Alright, that's a great challenge.
Now let's continue down the scale or down
the arpeggio and this time we'll start,
one note lower on the E.
And again we'll go, we'll go one note
lower on the, bottom end of it as well.
So we'll go.
We're now adding this G note.
Now, normally, in our shape, our G note
would be here,
because we're doing this shape,
with our pinky, but
since we're only doing one note, I want to
make life a little easier on myself,
and since I'm in this position, I'll just
get it right there with my second finger,
that way I don't have to shift down.
I can stay in the same place.
Let's here it slow.
One, two, three, four.
right beautiful notes [SOUND] in that a
minor nine sound.
One, two, three, four.
I love the sound of these.
Lets even go down one further.
We'll start with the D.
Now here's where the secret notes come
into play, because these two notes here
[SOUND] are also available to us [SOUND]
on the high E string.
And in way that's easier to play even
though it's a string skip it's
only two frets away from where we are.
This one's three frets away.
So, I like to jump up there sometimes.
And, instead of starting here, [SOUND] I'm
gonna start here [SOUND].
Same notes just different location.
And I think it's an easier location.
So, it'll have exactly the same sound,
as this.
But a little easier to play.
Okay, now I've got to give you my secret.
Once we get in the habit of having this,
two note phrase on the high string,
I'm going to add another phrase, and this
using notes from the same arpeggio.
I'm going to add D in the 9th of sharp.
And that's going to be my alternative
place to go.
So the first time I might do this lick.
The second time I can jump up, jump up to
that other one.
It's going to have a very similar feel to
my technique.
I'm just sort of moving between two
similar spots.
So let's check out how it sounds.
If I go.
What a nice sound it is,

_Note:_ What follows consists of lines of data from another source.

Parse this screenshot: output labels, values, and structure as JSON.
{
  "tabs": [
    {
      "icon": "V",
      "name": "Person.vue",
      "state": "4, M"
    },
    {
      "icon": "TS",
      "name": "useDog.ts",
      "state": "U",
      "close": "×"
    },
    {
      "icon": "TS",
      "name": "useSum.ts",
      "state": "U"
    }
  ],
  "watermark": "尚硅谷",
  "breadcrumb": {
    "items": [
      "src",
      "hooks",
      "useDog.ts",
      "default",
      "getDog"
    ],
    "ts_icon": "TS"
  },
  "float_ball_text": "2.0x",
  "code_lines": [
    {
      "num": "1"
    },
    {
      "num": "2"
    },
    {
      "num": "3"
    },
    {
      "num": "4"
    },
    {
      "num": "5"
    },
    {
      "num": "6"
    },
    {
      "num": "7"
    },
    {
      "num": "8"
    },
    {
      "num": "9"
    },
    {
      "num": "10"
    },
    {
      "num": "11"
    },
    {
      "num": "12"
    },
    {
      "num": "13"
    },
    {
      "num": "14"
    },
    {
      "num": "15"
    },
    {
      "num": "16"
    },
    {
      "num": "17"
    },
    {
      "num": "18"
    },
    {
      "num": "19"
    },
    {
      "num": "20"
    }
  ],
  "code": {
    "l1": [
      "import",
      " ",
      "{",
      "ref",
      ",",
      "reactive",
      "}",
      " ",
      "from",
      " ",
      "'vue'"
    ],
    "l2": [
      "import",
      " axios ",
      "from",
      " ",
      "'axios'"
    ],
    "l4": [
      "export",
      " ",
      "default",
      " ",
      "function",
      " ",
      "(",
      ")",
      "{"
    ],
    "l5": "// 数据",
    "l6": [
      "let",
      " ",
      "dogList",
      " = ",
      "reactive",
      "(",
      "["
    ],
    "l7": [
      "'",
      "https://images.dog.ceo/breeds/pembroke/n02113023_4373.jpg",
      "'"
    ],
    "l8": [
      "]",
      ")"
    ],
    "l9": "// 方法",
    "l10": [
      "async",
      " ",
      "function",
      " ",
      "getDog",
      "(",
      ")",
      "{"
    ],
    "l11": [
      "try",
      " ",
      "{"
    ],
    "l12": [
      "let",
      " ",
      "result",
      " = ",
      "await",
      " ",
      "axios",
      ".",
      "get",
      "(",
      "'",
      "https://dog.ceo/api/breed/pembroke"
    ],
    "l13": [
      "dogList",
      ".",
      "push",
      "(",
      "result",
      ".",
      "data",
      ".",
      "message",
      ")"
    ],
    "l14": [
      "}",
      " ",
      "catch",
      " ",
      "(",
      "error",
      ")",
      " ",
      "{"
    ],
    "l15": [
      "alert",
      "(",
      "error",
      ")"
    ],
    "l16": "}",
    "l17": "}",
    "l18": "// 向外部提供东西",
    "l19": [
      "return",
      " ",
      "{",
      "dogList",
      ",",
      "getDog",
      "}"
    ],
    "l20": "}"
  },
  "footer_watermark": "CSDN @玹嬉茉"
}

really melodic and it really sounds like
an arpeggio, to me that you're really
taking this, the notes of those chord,
and just doing beautiful things with them.
In a solid 16th note pattern.
I'm still able to tell the audience where
the beat is, where the accents are.
One, two, three, four.
What a wonderful sound that is.
I really like that.
So I encourage you to play those,
of course, first in just the straight
And connect them.
Maybe try ascending.
And then try a rhythmic section of it.
And then start on each lower note.
One note lower on the E.
And all the way down here on the D.
That's the way you really get familiar and
digest, and become very technically
masterful at this awesome arpeggio.
The E minor nine.
[SOUND] You can use it rock, you can use
it in jazz, it's, it's very all purpose.
Great sounding arpeggio, love to hear you
play that one because the notes are so
good, I could listen to those notes all
And I hope you can too.
All right.
Thanks for listening to my ideas, and rock
that one.